Wash the dal. Boil about 4 cups water, add the dal and 1 tspn gingelly oil or ghee. Cover with a lid and cook until a soft mass. Add more water as it cooks if needed. It will take at least 30 mins and up to 90 mins to cook until very soft, depending on the age of the dal.

Towards the end of cooking, add the turmeric powder.

Make the paste. Shallow fry 6 dried red chillies or to taste, coriander seeds and bengal gram in a little ghee. Grind to a paste in a spice grinder or small processor.

Get ready the remaining 6 dried red chillies. Take a small pan and heat with the remainder of the gingelly oil or ghee. Break the dried chillies in half and add to the oil with the mustard seeds first, then the fenugreek seeds and asafoetida. Allow the mustard seeds to pop and fry the seeds till they are a dark brown but not burnt.

Slit the green chillies into 2 and add to the spices with the curry leaves. The curry leaves will splatter so stand back!

Check when your vegetables should be added to the sambar – either now, with the next step or after the next step.

Strain the tamarind water, removing the seeds and strings and keeping the pulp, and add to the spices with the salt.

By now the vegetables are added, so add enough cooking water to make a soupy consistency. Stir, cover and cook on medium-low heat until the vegetables are cooked.

Now add the spices, the chilli paste and vegetables to the dal and mix very well. Allow the sambar to boil well for 3 or 4 minutes.

Mix the rice flour or chickpea flour in some water, mixing well to remove lumps. Stir into the dal, mixing it well. Boil again for a few minutes. Remove from the stove.

Once off the heat, garnish with coriander leaves and curry leaves.



recipe notes
Grated coconut can be roasted to a golden brown and added to the spice paste, but the keeping properties of the Sambar might be reduced.

Always consider the heat and size of your chillies (dried for red and fresh for green) when selecting how many you will use in the recipe.
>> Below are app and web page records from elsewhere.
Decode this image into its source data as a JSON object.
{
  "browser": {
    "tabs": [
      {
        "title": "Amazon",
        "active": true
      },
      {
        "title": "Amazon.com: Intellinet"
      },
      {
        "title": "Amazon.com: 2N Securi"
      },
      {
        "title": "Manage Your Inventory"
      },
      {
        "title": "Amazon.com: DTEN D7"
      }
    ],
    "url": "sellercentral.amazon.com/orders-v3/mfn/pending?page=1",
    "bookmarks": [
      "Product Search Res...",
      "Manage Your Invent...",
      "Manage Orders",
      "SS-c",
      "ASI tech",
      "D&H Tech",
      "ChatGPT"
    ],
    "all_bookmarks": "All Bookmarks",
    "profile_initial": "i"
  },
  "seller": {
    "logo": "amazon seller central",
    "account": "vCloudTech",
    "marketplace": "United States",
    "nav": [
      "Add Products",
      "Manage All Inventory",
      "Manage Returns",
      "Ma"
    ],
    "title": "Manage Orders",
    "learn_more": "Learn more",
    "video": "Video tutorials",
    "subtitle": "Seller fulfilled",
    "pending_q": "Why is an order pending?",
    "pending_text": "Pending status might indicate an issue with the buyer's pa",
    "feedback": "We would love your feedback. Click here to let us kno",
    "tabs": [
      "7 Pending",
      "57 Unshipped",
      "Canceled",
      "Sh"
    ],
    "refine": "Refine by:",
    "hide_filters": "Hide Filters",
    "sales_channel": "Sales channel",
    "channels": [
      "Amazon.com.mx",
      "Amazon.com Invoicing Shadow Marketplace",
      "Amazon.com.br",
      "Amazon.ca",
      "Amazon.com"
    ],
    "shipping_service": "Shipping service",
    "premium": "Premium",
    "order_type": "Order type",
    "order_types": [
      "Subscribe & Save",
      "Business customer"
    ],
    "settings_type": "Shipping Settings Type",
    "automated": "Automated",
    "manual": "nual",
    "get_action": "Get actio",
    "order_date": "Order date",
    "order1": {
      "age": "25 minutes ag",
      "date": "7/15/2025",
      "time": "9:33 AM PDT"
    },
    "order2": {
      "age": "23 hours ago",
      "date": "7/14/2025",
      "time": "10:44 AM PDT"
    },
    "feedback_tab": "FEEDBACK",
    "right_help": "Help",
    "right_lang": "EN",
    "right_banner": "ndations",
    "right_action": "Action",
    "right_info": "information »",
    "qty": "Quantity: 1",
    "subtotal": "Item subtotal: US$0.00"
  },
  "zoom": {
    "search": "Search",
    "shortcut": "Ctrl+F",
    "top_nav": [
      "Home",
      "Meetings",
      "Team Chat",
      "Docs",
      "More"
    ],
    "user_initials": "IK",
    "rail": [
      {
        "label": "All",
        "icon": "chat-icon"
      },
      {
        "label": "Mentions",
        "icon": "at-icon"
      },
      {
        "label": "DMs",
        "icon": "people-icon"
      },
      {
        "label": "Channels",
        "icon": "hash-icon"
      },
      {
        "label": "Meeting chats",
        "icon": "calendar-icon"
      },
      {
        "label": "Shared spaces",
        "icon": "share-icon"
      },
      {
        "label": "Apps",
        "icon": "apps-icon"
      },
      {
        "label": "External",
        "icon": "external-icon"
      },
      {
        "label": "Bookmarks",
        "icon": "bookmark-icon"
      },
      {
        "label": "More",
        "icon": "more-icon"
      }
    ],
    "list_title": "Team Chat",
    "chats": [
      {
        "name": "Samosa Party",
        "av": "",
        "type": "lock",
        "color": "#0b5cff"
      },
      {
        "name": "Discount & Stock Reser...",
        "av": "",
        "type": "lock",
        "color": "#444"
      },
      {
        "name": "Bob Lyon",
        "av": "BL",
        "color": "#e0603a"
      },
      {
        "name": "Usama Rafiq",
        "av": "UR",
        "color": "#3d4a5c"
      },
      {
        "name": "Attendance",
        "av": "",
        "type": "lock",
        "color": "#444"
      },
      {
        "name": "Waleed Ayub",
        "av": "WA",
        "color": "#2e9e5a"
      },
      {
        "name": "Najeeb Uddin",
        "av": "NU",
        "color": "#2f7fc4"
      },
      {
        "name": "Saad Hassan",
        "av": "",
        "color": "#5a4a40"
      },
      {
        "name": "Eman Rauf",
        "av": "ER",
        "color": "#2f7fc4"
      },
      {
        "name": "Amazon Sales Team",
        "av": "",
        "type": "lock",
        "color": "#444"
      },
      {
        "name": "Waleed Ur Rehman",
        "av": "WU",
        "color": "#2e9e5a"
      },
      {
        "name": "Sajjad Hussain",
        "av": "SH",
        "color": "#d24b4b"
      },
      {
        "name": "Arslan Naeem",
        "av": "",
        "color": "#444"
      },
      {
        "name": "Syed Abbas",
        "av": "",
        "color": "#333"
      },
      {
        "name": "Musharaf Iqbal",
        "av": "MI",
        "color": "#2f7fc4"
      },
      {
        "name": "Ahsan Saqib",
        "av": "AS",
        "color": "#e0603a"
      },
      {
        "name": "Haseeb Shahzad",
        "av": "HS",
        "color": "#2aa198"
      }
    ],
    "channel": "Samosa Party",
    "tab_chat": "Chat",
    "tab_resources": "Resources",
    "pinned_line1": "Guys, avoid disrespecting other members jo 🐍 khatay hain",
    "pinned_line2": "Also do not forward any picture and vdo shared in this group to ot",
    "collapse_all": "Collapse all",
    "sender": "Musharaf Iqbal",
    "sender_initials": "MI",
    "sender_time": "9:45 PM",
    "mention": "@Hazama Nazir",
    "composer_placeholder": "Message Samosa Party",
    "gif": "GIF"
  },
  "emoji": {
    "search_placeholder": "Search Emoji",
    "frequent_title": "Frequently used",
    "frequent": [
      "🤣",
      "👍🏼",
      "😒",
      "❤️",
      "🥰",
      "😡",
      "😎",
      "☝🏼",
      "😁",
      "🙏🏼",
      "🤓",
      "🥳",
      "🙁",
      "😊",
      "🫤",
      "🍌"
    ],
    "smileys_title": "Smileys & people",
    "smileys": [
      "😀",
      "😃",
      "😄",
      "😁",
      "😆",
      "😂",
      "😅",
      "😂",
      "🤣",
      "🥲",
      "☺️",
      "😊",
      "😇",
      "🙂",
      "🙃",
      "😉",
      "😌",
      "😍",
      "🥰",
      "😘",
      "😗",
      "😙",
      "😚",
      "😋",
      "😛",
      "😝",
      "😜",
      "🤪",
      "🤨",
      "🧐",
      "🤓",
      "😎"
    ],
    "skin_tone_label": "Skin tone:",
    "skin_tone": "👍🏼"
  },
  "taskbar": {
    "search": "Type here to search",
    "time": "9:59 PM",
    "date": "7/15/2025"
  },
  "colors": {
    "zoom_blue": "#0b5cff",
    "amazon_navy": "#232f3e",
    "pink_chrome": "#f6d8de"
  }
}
If the chillies are large, reduce to 4 for the spice paste and 4 for the sambar.

I like to add 2 tomatoes, chopped well, with the vegetables.

Green chillies are optional and may be replaced by red chillies.

If you use more toor dal than specified, the sambar will be thick enough without the need for rice flour or chickpea flour.

If masalas are liked, saute in ghee or gingelly oil: 1 tspn poppy seeds, 0.5 tspn anise, 2 cm cinnamon stick, 4 cloves and 4 cardamon pods, and add for extra flavour to the sambar.